Your objective: Restate the entries below in full, exactly as they read, but without pictures.

------------------------------------------------

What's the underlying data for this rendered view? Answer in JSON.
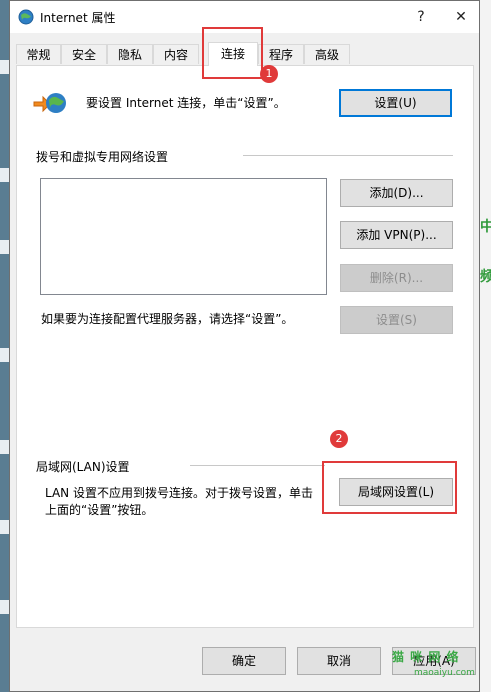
{
  "window": {
    "title": "Internet 属性",
    "help_label": "?",
    "close_label": "✕"
  },
  "tabs": [
    {
      "label": "常规"
    },
    {
      "label": "安全"
    },
    {
      "label": "隐私"
    },
    {
      "label": "内容"
    },
    {
      "label": "连接",
      "active": true
    },
    {
      "label": "程序"
    },
    {
      "label": "高级"
    }
  ],
  "setup": {
    "text": "要设置 Internet 连接，单击“设置”。",
    "button": "设置(U)"
  },
  "dialup": {
    "group_label": "拨号和虚拟专用网络设置",
    "add_button": "添加(D)...",
    "add_vpn_button": "添加 VPN(P)...",
    "delete_button": "删除(R)...",
    "settings_button": "设置(S)",
    "proxy_text": "如果要为连接配置代理服务器，请选择“设置”。"
  },
  "lan": {
    "group_label": "局域网(LAN)设置",
    "text_line1": "LAN 设置不应用到拨号连接。对于拨号设置，单击",
    "text_line2": "上面的“设置”按钮。",
    "button": "局域网设置(L)"
  },
  "footer": {
    "ok": "确定",
    "cancel": "取消",
    "apply": "应用(A)"
  },
  "annotations": {
    "step1": "1",
    "step2": "2",
    "color": "#e03a3a"
  },
  "watermark": {
    "text": "猫 咪 网 络",
    "sub": "maoaiyu.com"
  }
}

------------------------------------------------

Exercise response:
What's the underlying data for this rendered view? Answer in JSON.
{
  "window": {
    "title": "Internet 属性",
    "help_label": "?",
    "close_label": "✕"
  },
  "tabs": [
    {
      "label": "常规"
    },
    {
      "label": "安全"
    },
    {
      "label": "隐私"
    },
    {
      "label": "内容"
    },
    {
      "label": "连接",
      "active": true
    },
    {
      "label": "程序"
    },
    {
      "label": "高级"
    }
  ],
  "setup": {
    "text": "要设置 Internet 连接，单击“设置”。",
    "button": "设置(U)"
  },
  "dialup": {
    "group_label": "拨号和虚拟专用网络设置",
    "add_button": "添加(D)...",
    "add_vpn_button": "添加 VPN(P)...",
    "delete_button": "删除(R)...",
    "settings_button": "设置(S)",
    "proxy_text": "如果要为连接配置代理服务器，请选择“设置”。"
  },
  "lan": {
    "group_label": "局域网(LAN)设置",
    "text_line1": "LAN 设置不应用到拨号连接。对于拨号设置，单击",
    "text_line2": "上面的“设置”按钮。",
    "button": "局域网设置(L)"
  },
  "footer": {
    "ok": "确定",
    "cancel": "取消",
    "apply": "应用(A)"
  },
  "annotations": {
    "step1": "1",
    "step2": "2",
    "color": "#e03a3a"
  },
  "watermark": {
    "text": "猫 咪 网 络",
    "sub": "maoaiyu.com"
  }
}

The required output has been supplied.